** DATA FOR THIS EXERCISE follows **
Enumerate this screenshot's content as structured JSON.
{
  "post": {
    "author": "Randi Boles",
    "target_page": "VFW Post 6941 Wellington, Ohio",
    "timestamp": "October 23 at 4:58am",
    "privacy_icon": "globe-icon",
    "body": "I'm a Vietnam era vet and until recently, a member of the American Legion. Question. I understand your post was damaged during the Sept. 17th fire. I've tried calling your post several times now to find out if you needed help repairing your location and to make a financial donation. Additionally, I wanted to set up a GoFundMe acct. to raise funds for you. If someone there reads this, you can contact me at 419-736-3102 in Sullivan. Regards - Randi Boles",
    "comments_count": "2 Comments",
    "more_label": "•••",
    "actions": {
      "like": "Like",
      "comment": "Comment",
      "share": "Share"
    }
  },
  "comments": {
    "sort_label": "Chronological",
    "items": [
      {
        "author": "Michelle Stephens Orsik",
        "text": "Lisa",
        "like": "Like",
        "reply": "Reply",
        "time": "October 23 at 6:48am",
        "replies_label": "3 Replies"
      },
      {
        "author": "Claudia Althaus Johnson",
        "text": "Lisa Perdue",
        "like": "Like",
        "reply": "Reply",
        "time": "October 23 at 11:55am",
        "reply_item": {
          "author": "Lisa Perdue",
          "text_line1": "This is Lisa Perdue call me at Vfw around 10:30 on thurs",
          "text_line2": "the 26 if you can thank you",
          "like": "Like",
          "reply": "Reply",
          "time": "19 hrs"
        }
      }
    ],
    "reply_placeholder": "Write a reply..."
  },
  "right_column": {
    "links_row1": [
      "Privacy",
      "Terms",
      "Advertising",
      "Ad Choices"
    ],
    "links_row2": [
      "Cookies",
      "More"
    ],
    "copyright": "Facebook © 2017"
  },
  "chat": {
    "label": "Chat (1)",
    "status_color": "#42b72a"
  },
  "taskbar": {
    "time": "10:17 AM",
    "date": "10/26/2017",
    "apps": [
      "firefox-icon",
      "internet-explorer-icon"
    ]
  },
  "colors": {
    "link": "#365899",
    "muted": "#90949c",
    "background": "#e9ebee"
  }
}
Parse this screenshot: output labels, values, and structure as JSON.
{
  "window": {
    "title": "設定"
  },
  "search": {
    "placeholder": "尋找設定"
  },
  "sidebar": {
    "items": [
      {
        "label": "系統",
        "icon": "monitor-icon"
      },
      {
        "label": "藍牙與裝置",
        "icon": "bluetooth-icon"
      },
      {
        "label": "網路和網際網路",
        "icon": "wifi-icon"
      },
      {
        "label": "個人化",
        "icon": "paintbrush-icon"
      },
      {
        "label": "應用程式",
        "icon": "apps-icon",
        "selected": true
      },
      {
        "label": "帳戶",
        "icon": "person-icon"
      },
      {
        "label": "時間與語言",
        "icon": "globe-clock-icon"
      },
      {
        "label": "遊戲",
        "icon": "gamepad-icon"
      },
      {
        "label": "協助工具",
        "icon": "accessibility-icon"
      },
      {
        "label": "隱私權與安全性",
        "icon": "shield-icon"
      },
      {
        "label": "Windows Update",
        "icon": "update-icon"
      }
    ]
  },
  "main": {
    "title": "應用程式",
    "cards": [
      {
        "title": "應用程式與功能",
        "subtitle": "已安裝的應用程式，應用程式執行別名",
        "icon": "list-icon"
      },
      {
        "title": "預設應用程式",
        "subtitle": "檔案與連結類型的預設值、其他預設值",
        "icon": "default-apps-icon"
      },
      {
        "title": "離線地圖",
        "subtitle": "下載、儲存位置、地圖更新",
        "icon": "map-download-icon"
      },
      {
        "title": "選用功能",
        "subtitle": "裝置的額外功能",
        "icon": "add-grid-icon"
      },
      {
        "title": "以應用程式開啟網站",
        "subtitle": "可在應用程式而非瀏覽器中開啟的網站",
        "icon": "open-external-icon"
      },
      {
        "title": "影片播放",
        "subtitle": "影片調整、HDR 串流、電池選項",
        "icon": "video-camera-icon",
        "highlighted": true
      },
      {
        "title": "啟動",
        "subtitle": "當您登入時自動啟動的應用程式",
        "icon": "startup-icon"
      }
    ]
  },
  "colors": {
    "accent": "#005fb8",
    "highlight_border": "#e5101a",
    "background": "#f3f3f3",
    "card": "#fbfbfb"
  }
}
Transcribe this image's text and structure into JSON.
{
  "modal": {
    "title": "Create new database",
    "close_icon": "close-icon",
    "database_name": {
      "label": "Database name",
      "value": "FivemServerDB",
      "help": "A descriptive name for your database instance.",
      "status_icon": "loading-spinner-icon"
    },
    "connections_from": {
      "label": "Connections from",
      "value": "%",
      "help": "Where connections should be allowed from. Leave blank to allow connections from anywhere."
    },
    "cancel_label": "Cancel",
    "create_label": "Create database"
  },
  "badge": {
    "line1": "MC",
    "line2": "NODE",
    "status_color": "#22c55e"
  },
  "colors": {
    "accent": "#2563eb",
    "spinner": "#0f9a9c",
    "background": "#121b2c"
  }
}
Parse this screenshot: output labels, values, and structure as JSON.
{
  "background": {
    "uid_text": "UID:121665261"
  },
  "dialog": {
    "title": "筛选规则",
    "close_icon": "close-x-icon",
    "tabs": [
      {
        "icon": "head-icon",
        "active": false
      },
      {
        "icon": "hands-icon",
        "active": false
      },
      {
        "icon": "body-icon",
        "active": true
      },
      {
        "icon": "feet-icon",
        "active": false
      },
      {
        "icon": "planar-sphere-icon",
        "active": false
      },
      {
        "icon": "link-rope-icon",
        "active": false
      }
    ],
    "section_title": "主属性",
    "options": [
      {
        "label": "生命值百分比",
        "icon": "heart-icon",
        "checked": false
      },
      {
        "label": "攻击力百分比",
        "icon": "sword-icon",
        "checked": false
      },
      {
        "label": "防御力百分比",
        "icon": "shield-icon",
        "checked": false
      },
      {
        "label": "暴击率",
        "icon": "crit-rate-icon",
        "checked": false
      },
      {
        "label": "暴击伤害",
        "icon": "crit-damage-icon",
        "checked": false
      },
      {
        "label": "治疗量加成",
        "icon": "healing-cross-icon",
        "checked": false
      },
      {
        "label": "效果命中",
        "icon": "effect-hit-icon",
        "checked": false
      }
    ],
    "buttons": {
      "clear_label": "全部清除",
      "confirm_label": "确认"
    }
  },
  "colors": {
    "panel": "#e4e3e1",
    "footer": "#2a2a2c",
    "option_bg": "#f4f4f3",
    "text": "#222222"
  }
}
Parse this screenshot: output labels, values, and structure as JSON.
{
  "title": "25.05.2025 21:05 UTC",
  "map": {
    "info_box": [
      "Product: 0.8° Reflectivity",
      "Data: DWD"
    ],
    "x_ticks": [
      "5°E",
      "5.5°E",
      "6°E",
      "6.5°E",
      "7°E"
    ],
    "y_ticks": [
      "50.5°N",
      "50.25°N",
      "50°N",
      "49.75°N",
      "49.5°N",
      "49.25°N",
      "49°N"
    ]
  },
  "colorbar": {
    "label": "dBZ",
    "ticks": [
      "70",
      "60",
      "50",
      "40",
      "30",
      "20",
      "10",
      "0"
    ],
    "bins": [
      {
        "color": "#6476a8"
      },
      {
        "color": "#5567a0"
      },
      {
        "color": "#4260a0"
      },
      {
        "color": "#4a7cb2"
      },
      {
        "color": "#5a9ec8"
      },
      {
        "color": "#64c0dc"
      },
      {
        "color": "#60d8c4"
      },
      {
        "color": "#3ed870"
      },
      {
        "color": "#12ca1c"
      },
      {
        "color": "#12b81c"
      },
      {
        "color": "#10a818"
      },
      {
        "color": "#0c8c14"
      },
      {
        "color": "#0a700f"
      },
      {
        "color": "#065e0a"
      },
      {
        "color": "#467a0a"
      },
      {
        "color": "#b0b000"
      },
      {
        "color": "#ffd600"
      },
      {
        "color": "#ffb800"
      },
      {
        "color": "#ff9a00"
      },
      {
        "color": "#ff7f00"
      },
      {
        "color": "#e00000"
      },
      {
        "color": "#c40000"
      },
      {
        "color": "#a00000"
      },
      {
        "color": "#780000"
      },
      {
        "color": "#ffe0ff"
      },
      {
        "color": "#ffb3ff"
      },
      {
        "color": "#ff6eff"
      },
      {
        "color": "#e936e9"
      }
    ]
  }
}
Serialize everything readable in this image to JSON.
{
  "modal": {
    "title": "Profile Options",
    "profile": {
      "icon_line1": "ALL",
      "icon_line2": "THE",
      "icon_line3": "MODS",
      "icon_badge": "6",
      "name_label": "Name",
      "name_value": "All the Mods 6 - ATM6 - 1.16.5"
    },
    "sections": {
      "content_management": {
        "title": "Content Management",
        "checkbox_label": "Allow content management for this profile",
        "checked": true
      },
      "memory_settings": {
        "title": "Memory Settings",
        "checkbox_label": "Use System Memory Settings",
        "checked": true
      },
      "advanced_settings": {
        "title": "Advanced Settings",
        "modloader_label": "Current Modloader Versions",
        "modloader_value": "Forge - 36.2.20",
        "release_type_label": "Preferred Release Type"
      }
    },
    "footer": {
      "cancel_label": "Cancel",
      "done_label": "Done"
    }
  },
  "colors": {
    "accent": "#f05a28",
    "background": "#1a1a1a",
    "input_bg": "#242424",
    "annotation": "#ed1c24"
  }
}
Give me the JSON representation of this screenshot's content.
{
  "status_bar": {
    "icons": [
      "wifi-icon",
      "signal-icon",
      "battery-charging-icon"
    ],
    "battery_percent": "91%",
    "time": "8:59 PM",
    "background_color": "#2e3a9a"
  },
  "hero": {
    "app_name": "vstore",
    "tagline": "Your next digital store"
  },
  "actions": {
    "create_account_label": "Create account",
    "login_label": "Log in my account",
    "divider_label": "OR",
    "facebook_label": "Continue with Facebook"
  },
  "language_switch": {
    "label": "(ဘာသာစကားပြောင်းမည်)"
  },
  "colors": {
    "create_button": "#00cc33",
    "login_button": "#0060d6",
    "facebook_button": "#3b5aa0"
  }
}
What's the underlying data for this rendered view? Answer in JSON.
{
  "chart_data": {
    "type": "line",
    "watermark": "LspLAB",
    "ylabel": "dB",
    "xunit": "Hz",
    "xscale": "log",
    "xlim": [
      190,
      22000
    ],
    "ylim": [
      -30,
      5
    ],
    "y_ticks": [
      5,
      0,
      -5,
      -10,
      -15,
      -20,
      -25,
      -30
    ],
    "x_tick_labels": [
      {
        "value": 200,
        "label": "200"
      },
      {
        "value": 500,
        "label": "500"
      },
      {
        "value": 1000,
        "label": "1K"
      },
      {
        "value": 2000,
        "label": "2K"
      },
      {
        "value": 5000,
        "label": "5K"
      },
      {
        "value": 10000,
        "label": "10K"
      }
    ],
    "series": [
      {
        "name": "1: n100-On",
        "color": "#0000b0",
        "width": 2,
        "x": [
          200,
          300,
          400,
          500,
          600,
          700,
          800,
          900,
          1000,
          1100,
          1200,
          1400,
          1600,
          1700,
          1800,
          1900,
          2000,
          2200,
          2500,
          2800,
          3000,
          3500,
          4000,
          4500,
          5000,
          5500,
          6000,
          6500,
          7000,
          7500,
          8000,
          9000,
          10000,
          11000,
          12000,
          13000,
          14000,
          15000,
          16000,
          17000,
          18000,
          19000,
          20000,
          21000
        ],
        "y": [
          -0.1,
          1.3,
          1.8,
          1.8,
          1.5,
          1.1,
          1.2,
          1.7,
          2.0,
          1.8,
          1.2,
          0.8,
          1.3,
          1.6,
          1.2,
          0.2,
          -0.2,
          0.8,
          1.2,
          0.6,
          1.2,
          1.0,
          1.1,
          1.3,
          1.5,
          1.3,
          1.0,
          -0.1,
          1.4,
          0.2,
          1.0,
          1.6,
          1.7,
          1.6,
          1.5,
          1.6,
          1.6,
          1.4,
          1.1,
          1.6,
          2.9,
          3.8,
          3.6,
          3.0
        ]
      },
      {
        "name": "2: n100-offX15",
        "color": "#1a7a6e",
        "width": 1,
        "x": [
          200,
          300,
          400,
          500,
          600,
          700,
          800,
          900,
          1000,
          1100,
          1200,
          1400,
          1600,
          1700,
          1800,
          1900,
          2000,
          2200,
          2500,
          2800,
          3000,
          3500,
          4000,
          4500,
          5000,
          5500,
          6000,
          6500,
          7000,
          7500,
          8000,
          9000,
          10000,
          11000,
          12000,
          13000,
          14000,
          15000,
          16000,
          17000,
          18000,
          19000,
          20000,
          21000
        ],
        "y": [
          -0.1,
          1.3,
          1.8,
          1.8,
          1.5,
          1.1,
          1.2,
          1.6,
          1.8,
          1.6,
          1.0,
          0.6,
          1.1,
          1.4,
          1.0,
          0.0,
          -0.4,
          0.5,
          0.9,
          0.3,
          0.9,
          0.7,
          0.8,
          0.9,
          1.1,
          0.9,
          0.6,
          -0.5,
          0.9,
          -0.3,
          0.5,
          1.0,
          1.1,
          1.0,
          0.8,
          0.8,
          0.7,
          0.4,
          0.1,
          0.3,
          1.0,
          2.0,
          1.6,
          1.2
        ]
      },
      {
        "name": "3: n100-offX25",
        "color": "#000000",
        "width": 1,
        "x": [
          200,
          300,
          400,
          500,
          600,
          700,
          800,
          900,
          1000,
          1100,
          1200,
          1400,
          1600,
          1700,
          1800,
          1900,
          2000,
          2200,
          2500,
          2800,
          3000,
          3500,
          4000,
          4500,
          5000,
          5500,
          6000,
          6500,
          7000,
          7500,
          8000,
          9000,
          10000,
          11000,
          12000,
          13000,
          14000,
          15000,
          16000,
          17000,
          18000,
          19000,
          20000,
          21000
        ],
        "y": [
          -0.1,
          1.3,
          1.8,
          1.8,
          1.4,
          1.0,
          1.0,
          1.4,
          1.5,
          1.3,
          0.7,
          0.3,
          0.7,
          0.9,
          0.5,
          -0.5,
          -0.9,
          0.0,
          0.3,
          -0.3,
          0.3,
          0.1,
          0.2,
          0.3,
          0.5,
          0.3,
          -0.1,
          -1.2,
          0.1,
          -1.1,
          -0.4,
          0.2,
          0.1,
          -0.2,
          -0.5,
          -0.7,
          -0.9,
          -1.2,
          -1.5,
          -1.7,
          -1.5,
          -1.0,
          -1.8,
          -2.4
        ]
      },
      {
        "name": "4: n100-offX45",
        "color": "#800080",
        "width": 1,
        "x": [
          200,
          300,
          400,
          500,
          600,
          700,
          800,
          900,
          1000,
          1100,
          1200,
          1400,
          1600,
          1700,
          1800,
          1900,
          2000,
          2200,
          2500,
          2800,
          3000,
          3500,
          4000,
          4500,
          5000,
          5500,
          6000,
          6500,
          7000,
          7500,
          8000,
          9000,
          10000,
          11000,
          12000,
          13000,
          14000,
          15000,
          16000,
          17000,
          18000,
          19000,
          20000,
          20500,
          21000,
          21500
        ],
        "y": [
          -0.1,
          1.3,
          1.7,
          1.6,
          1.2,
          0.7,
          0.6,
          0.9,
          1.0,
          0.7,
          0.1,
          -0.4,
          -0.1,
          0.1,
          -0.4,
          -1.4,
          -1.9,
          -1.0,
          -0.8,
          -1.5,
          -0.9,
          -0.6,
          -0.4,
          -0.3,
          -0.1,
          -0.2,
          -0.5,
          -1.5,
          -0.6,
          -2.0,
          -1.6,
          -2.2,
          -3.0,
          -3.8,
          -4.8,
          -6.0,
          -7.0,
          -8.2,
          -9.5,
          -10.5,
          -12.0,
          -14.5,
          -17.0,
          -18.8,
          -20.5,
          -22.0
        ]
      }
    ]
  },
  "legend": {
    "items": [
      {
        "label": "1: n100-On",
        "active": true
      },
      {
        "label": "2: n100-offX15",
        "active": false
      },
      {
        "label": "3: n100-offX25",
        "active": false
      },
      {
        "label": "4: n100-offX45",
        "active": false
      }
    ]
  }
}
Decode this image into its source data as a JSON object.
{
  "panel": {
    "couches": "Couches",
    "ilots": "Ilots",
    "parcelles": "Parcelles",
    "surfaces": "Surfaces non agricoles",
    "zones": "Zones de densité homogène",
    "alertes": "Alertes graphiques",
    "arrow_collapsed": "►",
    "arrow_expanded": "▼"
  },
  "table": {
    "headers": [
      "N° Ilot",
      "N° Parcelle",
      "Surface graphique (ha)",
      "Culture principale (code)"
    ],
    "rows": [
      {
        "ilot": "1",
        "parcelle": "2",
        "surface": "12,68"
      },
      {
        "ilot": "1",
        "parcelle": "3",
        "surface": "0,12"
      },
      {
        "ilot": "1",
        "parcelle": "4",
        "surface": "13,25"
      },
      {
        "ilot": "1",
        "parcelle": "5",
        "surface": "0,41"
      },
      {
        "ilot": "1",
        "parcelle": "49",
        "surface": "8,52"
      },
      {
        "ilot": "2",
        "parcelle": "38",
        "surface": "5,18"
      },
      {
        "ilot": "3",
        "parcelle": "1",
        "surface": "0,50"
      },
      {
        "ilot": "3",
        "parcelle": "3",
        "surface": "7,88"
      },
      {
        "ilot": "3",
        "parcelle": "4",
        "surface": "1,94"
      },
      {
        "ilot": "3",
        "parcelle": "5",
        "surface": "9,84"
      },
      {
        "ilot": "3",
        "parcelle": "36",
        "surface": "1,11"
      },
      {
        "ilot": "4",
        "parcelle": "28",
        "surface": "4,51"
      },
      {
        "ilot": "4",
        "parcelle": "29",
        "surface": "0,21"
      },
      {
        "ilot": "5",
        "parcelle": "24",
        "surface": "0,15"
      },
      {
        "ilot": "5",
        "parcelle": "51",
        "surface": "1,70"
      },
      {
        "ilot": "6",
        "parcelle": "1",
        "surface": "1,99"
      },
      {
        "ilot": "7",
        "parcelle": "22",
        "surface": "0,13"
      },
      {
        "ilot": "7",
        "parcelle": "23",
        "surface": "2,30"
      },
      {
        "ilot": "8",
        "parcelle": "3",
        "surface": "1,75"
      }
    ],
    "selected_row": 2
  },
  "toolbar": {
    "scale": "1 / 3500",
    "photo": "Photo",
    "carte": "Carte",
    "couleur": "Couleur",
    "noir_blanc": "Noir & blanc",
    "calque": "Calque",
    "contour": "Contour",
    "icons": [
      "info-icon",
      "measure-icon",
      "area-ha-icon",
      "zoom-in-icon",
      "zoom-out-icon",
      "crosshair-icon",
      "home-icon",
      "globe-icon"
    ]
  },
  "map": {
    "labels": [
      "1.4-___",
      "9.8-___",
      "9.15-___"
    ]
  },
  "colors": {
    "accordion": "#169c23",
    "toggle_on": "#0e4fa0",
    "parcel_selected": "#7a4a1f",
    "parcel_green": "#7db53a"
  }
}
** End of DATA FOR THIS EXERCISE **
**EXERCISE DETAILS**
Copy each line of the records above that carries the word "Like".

**EXERCISE RESPONSE**
      "like": "Like",
        "like": "Like",
        "like": "Like",
          "like": "Like",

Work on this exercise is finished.